The allegation stricken from Paragraph 2 of defendants' first defense has no substantial relationship to the controversy between the parties. Therefore, the motion to strike was properly granted by the Circuit Judge.
The other exception, argued in defendants' brief, claims error in striking defendants' third defense. Respondent based their motion to strike certain allegations in defendants' answer on the grounds that said allegations were immaterial, irrelevant, redundant and prejudicial. Section 10-606, Code of Laws of South Carolina, 1952, provides that "If irrelevant or redundant matter be inserted in a pleading it may be stricken out on motion of any person aggrieved thereby. * * *"
"Allegations which set forth matters foreign and immaterial to the controversy are considered irrelevant; whereas, excessive fullness of detail or the repetition of facts are treated as being redundant." Daniel v. Gardner, 240 N.C. 249, 81 S.E.2d 660.
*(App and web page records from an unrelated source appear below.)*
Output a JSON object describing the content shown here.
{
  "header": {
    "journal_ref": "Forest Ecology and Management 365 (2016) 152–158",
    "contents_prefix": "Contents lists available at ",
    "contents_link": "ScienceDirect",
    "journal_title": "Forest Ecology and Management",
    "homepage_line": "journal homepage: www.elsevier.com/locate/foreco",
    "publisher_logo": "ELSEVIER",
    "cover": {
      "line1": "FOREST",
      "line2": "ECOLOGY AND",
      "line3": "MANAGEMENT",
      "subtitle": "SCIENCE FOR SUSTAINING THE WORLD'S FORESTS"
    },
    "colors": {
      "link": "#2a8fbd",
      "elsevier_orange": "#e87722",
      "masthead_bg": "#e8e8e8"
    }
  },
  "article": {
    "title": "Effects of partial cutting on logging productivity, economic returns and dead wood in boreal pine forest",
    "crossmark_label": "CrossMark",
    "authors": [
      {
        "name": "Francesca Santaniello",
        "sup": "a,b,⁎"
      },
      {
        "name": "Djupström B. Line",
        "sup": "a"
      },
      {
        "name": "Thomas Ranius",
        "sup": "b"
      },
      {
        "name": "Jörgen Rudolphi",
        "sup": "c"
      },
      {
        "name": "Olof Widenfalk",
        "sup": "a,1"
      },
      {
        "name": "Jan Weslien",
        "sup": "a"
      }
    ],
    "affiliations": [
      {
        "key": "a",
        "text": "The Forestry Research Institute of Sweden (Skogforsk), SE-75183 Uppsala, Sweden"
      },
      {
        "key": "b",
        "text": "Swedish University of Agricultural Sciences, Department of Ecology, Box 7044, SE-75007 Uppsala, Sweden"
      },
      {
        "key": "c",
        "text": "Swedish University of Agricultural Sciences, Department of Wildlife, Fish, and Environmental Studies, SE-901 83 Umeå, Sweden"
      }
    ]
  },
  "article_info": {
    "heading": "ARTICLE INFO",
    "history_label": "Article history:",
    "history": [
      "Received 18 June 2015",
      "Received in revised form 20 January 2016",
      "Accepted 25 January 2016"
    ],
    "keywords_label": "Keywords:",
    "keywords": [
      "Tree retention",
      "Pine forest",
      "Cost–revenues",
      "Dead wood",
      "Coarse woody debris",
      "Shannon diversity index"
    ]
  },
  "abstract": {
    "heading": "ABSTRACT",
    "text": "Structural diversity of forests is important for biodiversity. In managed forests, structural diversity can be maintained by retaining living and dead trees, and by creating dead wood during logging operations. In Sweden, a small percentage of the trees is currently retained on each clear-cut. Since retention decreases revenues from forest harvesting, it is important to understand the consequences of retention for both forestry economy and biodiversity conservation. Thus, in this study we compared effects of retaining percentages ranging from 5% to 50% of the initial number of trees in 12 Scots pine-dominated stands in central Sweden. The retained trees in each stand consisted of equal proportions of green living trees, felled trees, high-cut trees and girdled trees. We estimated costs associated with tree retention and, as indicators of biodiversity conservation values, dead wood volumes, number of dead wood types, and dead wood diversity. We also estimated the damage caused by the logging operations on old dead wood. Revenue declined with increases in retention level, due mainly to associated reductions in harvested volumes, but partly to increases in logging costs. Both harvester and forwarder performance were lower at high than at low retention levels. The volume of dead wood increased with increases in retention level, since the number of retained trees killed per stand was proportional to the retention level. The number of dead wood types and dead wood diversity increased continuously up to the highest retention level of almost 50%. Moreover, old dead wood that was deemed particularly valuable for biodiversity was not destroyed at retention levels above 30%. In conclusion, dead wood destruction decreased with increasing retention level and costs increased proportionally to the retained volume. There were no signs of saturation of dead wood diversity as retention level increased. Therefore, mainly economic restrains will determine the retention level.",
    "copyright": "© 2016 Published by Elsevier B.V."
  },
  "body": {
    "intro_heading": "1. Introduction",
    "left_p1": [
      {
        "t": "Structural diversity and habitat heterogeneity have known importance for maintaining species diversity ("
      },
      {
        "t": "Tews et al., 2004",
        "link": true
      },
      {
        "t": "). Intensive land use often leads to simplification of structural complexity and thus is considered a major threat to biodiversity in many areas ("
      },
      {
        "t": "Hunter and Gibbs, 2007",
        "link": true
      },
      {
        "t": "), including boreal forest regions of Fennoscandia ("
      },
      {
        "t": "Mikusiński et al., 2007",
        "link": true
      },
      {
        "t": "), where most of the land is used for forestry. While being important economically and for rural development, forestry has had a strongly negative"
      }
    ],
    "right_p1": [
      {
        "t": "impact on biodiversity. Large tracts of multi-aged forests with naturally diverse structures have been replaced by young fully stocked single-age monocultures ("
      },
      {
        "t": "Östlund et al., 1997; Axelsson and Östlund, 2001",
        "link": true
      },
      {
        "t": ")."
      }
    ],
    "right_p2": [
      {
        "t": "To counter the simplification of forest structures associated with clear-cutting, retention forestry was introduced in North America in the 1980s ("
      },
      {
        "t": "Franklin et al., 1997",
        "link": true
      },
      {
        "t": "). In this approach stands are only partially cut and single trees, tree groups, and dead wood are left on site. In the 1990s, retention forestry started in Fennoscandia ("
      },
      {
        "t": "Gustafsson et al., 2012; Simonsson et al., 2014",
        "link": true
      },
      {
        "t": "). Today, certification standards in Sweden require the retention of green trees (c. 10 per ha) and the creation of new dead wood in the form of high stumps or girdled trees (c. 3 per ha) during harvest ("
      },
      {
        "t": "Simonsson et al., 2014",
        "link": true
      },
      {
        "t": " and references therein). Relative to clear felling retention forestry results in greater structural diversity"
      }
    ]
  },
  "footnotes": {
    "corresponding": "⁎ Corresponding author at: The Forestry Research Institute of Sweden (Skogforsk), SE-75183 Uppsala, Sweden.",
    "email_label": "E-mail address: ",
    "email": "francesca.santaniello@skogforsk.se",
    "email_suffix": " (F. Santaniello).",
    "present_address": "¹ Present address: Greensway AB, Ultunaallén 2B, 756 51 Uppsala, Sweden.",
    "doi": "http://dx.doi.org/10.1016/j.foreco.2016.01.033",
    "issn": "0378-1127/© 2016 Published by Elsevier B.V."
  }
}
"`Redundancy' consists of the needless repetition of material allegations, or of the insertion of irrelevant matter. Irrelevant matter is always redundant, although redundant averments may not be irrelevant. Term `redundant' has been further defined as exceeding what is natural or necessary; superfluous, superabundant, excessive. Sheldon v. Board of Education of City of Lawrence, 4 P.2d 430, 432, 134 Kan. 135." 36A Words and Phrases, "Redundancy", p. 164.
It is apparent to us that defendants' third defense is merely a repetition of the allegations contained in their first defense and was properly stricken from the answer by the Circuit Judge.
For the foregoing reasons we are of opinion that all exceptions should be dismissed and the judgment appealed from affirmed; And It Is So Ordered. Affirmed.
MOSS, LEWIS and BRAILSFORD, JJ., and LEGGE, Acting Associate Justice, concur.